By Benjamin Wilson
Waipā is a shining star, Hamilton and Waikato Tourism chief Jason Dawson says.
He says its attractiveness to domestic tourism has enabled the region to prosper during the Covid-19 pandemic.
The region saw seen annual growth of an estimated 14 per cent in visitor spending to the year ending in June – well up on pre-Covid rises.
New Zealand’s international visitor arrivals plunged by 84 percent between June 2019 to June 2021.
Jason Dawson said Waipā range of attractions have domestic appeal.
It has not been the same for Waitomo and Matamata, which rely heavily on international tourist dollars spent at the Waitomo Caves and Hobbiton and not repeat visits from domestic tourists.
Dawson said the impact on the Waitomo community was particularly significant – and issued a plea to Waikato residents to support the industry there.
He said where previous visitors might recall the glow worm caves as a memorable experience offer, today there were 20 worth seeing.
Conversely, Waipā is the home to many internationally recognisable sport and event venues which also benefit from domestic spending.
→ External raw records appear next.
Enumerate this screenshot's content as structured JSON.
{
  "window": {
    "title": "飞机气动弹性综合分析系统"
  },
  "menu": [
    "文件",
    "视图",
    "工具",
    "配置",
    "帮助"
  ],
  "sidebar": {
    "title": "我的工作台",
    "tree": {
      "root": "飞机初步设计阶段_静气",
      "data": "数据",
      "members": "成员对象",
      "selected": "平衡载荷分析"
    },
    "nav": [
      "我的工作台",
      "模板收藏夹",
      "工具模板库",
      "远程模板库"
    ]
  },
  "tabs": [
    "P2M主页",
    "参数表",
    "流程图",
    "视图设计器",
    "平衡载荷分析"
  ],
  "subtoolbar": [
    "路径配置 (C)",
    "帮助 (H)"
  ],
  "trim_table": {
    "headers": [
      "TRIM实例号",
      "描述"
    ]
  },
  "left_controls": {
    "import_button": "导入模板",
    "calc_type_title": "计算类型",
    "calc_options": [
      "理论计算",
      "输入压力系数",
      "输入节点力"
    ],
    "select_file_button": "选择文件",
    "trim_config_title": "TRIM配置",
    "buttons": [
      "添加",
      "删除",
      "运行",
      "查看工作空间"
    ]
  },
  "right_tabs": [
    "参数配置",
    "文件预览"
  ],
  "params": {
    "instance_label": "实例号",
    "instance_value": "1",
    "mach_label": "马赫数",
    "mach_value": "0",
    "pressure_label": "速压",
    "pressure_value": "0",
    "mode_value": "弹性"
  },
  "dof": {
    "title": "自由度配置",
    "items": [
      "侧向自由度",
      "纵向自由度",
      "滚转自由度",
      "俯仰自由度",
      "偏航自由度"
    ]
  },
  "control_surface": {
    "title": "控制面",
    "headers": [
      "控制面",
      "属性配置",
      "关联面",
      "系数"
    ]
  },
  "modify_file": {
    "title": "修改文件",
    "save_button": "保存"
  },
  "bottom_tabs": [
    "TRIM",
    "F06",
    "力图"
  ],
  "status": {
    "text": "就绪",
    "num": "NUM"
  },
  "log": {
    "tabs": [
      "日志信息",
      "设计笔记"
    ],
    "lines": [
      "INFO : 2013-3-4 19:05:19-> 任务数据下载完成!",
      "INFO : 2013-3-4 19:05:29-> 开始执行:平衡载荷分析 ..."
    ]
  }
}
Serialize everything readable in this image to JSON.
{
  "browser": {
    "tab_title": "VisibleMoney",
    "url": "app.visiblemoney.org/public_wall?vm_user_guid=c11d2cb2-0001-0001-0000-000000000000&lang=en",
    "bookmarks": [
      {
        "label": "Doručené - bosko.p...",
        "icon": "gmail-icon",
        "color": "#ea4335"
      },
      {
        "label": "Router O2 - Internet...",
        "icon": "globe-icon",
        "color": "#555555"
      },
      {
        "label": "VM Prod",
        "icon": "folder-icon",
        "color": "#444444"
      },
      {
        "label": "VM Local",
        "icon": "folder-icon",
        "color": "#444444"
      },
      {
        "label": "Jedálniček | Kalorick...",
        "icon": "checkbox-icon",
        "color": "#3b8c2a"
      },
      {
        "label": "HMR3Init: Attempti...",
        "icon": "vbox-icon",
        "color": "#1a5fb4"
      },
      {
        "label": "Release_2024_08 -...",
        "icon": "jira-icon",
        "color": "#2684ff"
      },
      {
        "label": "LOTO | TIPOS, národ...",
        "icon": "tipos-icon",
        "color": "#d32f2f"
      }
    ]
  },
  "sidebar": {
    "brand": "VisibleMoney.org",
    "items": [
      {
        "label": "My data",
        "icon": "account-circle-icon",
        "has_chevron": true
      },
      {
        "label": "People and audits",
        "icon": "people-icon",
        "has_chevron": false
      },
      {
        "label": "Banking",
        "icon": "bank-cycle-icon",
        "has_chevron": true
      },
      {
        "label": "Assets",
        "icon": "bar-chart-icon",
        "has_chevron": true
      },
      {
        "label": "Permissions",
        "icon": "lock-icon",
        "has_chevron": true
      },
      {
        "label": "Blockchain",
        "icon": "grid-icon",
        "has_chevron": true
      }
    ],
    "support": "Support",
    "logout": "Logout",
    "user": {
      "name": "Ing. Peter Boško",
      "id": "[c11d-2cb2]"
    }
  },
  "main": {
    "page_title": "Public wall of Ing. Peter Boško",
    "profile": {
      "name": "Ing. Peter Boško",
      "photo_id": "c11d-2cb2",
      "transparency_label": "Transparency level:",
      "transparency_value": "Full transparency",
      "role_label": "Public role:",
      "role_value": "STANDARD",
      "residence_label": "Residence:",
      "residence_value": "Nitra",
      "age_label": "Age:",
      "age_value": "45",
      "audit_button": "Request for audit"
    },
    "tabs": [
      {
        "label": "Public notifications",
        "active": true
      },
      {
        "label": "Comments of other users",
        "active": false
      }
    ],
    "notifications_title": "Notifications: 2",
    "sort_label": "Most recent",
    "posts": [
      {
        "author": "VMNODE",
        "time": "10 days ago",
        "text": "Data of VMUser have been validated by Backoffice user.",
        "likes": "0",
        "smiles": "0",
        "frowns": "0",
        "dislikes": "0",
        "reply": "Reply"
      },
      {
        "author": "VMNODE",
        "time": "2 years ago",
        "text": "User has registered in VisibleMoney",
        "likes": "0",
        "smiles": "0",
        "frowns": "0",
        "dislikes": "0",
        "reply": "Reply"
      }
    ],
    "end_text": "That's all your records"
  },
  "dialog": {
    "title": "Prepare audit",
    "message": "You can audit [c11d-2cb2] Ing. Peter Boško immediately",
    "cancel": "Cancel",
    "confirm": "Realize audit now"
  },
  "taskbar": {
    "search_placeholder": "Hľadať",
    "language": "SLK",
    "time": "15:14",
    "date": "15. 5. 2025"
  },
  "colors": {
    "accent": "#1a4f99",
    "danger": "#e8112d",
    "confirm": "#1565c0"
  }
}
They include the Velodrome at Cambridge, Lake Karāpiro and the Mystery Creek Event Centre.
Dawson cited Sanctuary Mountain Maungatautari as one of the region’s top natural tourist destinations.
“Connecting with nature is a key part of our recovery in a post-Covid world and visiting Maungatautari helps restore your wellbeing. Plus, you get to see some unique native wildlife as well.”
The region is often promoted as a hub destination for people who are travelling in the North Island.
“People are more prepared to travel within their own island,” Dawson said.
The future looks equally bright for the district.
Hamilton airport, which is in Waipā, is undergoing a multi-million-dollar upgrade and $12.4 million has been budgeted for the construction of the Te Arawai Museum in Te Awamutu.